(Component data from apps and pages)
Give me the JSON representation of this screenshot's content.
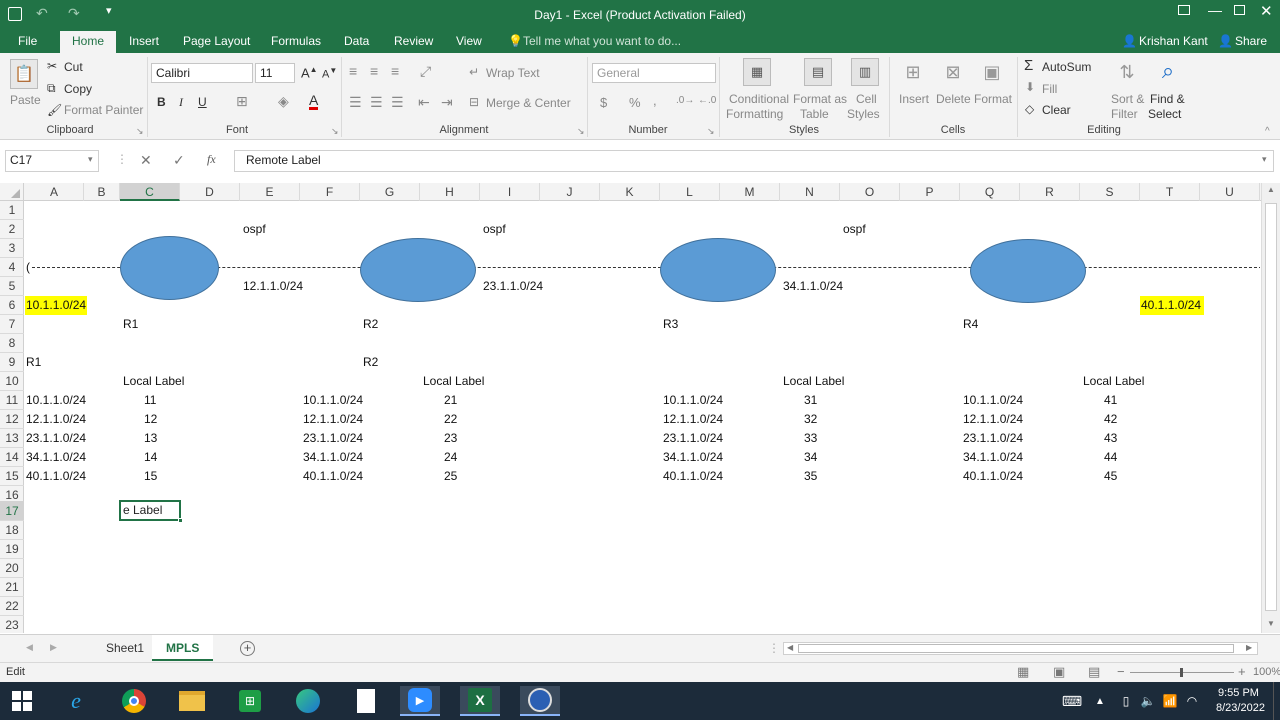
{
  "window": {
    "title": "Day1 - Excel (Product Activation Failed)"
  },
  "ribbon_tabs": [
    "File",
    "Home",
    "Insert",
    "Page Layout",
    "Formulas",
    "Data",
    "Review",
    "View"
  ],
  "active_tab": "Home",
  "tell_me": "Tell me what you want to do...",
  "user": {
    "name": "Krishan Kant",
    "share": "Share"
  },
  "clipboard": {
    "paste": "Paste",
    "cut": "Cut",
    "copy": "Copy",
    "format_painter": "Format Painter",
    "label": "Clipboard"
  },
  "font": {
    "name": "Calibri",
    "size": "11",
    "label": "Font",
    "bold": "B",
    "italic": "I",
    "underline": "U"
  },
  "alignment": {
    "wrap_text": "Wrap Text",
    "merge_center": "Merge & Center",
    "label": "Alignment"
  },
  "number": {
    "format": "General",
    "label": "Number",
    "currency": "$",
    "percent": "%"
  },
  "styles": {
    "conditional": [
      "Conditional",
      "Formatting"
    ],
    "format_as_table": [
      "Format as",
      "Table"
    ],
    "cell_styles": [
      "Cell",
      "Styles"
    ],
    "label": "Styles"
  },
  "cells": {
    "insert": "Insert",
    "delete": "Delete",
    "format": "Format",
    "label": "Cells"
  },
  "editing": {
    "autosum": "AutoSum",
    "fill": "Fill",
    "clear": "Clear",
    "sort_filter": [
      "Sort &",
      "Filter"
    ],
    "find_select": [
      "Find &",
      "Select"
    ],
    "label": "Editing"
  },
  "formula_bar": {
    "name_box": "C17",
    "fx": "fx",
    "content": "Remote Label"
  },
  "columns": [
    "A",
    "B",
    "C",
    "D",
    "E",
    "F",
    "G",
    "H",
    "I",
    "J",
    "K",
    "L",
    "M",
    "N",
    "O",
    "P",
    "Q",
    "R",
    "S",
    "T",
    "U"
  ],
  "selected_column": "C",
  "rows": [
    "1",
    "2",
    "3",
    "4",
    "5",
    "6",
    "7",
    "8",
    "9",
    "10",
    "11",
    "12",
    "13",
    "14",
    "15",
    "16",
    "17",
    "18",
    "19",
    "20",
    "21",
    "22",
    "23"
  ],
  "selected_row": "17",
  "diagram": {
    "ospf_labels": [
      "ospf",
      "ospf",
      "ospf"
    ],
    "link_subnets": [
      "12.1.1.0/24",
      "23.1.1.0/24",
      "34.1.1.0/24"
    ],
    "edge_subnets": [
      "10.1.1.0/24",
      "40.1.1.0/24"
    ],
    "routers": [
      "R1",
      "R2",
      "R3",
      "R4"
    ],
    "highlight_color": "#ffff00",
    "router_color": "#5b9bd5",
    "dash_start": "("
  },
  "tables": {
    "title_left": "R1",
    "title_r2": "R2",
    "header": "Local Label",
    "prefixes": [
      "10.1.1.0/24",
      "12.1.1.0/24",
      "23.1.1.0/24",
      "34.1.1.0/24",
      "40.1.1.0/24"
    ],
    "r1_labels": [
      "11",
      "12",
      "13",
      "14",
      "15"
    ],
    "r2_labels": [
      "21",
      "22",
      "23",
      "24",
      "25"
    ],
    "r3_labels": [
      "31",
      "32",
      "33",
      "34",
      "35"
    ],
    "r4_labels": [
      "41",
      "42",
      "43",
      "44",
      "45"
    ]
  },
  "active_cell": {
    "text": "e Label"
  },
  "sheets": [
    "Sheet1",
    "MPLS"
  ],
  "active_sheet": "MPLS",
  "status": {
    "mode": "Edit",
    "zoom": "100%"
  },
  "taskbar": {
    "time": "9:55 PM",
    "date": "8/23/2022"
  }
}
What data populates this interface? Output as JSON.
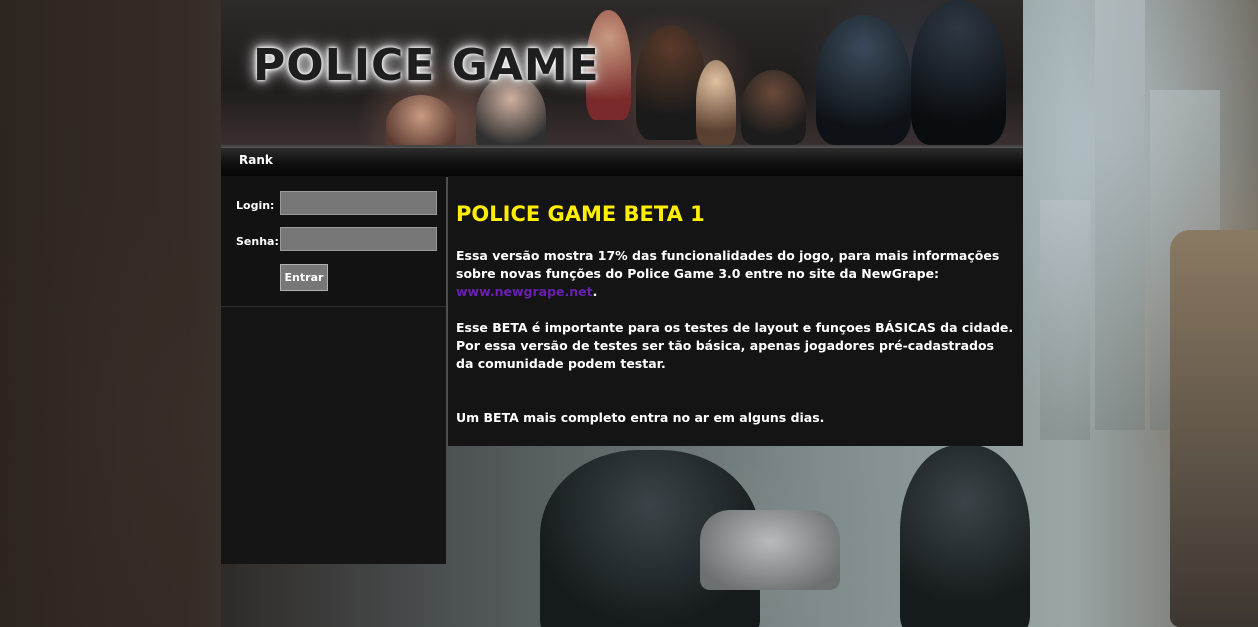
{
  "header": {
    "logo_text": "POLICE GAME"
  },
  "nav": {
    "items": [
      {
        "label": "Rank"
      }
    ]
  },
  "login": {
    "login_label": "Login:",
    "login_value": "",
    "password_label": "Senha:",
    "password_value": "",
    "submit_label": "Entrar"
  },
  "main": {
    "title": "POLICE GAME BETA 1",
    "paragraph1_text": "Essa versão mostra 17% das funcionalidades do jogo, para mais informações sobre novas funções do Police Game 3.0 entre no site da NewGrape: ",
    "paragraph1_link": "www.newgrape.net",
    "paragraph1_end": ".",
    "paragraph2": "Esse BETA é importante para os testes de layout e funçoes BÁSICAS da cidade. Por essa versão de testes ser tão básica, apenas jogadores pré-cadastrados da comunidade podem testar.",
    "paragraph3": "Um BETA mais completo entra no ar em alguns dias."
  },
  "colors": {
    "title": "#ffee00",
    "link": "#6a1fb0",
    "panel_bg": "#141414",
    "input_bg": "#777777"
  }
}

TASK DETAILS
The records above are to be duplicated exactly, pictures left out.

EXPECTED ANSWER
Give me the JSON representation of this screenshot's content.
{
  "window": {
    "title": "Day1 - Excel (Product Activation Failed)"
  },
  "ribbon_tabs": [
    "File",
    "Home",
    "Insert",
    "Page Layout",
    "Formulas",
    "Data",
    "Review",
    "View"
  ],
  "active_tab": "Home",
  "tell_me": "Tell me what you want to do...",
  "user": {
    "name": "Krishan Kant",
    "share": "Share"
  },
  "clipboard": {
    "paste": "Paste",
    "cut": "Cut",
    "copy": "Copy",
    "format_painter": "Format Painter",
    "label": "Clipboard"
  },
  "font": {
    "name": "Calibri",
    "size": "11",
    "label": "Font",
    "bold": "B",
    "italic": "I",
    "underline": "U"
  },
  "alignment": {
    "wrap_text": "Wrap Text",
    "merge_center": "Merge & Center",
    "label": "Alignment"
  },
  "number": {
    "format": "General",
    "label": "Number",
    "currency": "$",
    "percent": "%"
  },
  "styles": {
    "conditional": [
      "Conditional",
      "Formatting"
    ],
    "format_as_table": [
      "Format as",
      "Table"
    ],
    "cell_styles": [
      "Cell",
      "Styles"
    ],
    "label": "Styles"
  },
  "cells": {
    "insert": "Insert",
    "delete": "Delete",
    "format": "Format",
    "label": "Cells"
  },
  "editing": {
    "autosum": "AutoSum",
    "fill": "Fill",
    "clear": "Clear",
    "sort_filter": [
      "Sort &",
      "Filter"
    ],
    "find_select": [
      "Find &",
      "Select"
    ],
    "label": "Editing"
  },
  "formula_bar": {
    "name_box": "C17",
    "fx": "fx",
    "content": "Remote Label"
  },
  "columns": [
    "A",
    "B",
    "C",
    "D",
    "E",
    "F",
    "G",
    "H",
    "I",
    "J",
    "K",
    "L",
    "M",
    "N",
    "O",
    "P",
    "Q",
    "R",
    "S",
    "T",
    "U"
  ],
  "selected_column": "C",
  "rows": [
    "1",
    "2",
    "3",
    "4",
    "5",
    "6",
    "7",
    "8",
    "9",
    "10",
    "11",
    "12",
    "13",
    "14",
    "15",
    "16",
    "17",
    "18",
    "19",
    "20",
    "21",
    "22",
    "23"
  ],
  "selected_row": "17",
  "diagram": {
    "ospf_labels": [
      "ospf",
      "ospf",
      "ospf"
    ],
    "link_subnets": [
      "12.1.1.0/24",
      "23.1.1.0/24",
      "34.1.1.0/24"
    ],
    "edge_subnets": [
      "10.1.1.0/24",
      "40.1.1.0/24"
    ],
    "routers": [
      "R1",
      "R2",
      "R3",
      "R4"
    ],
    "highlight_color": "#ffff00",
    "router_color": "#5b9bd5",
    "dash_start": "("
  },
  "tables": {
    "title_left": "R1",
    "title_r2": "R2",
    "header": "Local Label",
    "prefixes": [
      "10.1.1.0/24",
      "12.1.1.0/24",
      "23.1.1.0/24",
      "34.1.1.0/24",
      "40.1.1.0/24"
    ],
    "r1_labels": [
      "11",
      "12",
      "13",
      "14",
      "15"
    ],
    "r2_labels": [
      "21",
      "22",
      "23",
      "24",
      "25"
    ],
    "r3_labels": [
      "31",
      "32",
      "33",
      "34",
      "35"
    ],
    "r4_labels": [
      "41",
      "42",
      "43",
      "44",
      "45"
    ]
  },
  "active_cell": {
    "text": "e Label"
  },
  "sheets": [
    "Sheet1",
    "MPLS"
  ],
  "active_sheet": "MPLS",
  "status": {
    "mode": "Edit",
    "zoom": "100%"
  },
  "taskbar": {
    "time": "9:55 PM",
    "date": "8/23/2022"
  }
}
What data populates this interface? Output as JSON.
{
  "header": {
    "logo_text": "POLICE GAME"
  },
  "nav": {
    "items": [
      {
        "label": "Rank"
      }
    ]
  },
  "login": {
    "login_label": "Login:",
    "login_value": "",
    "password_label": "Senha:",
    "password_value": "",
    "submit_label": "Entrar"
  },
  "main": {
    "title": "POLICE GAME BETA 1",
    "paragraph1_text": "Essa versão mostra 17% das funcionalidades do jogo, para mais informações sobre novas funções do Police Game 3.0 entre no site da NewGrape: ",
    "paragraph1_link": "www.newgrape.net",
    "paragraph1_end": ".",
    "paragraph2": "Esse BETA é importante para os testes de layout e funçoes BÁSICAS da cidade. Por essa versão de testes ser tão básica, apenas jogadores pré-cadastrados da comunidade podem testar.",
    "paragraph3": "Um BETA mais completo entra no ar em alguns dias."
  },
  "colors": {
    "title": "#ffee00",
    "link": "#6a1fb0",
    "panel_bg": "#141414",
    "input_bg": "#777777"
  }
}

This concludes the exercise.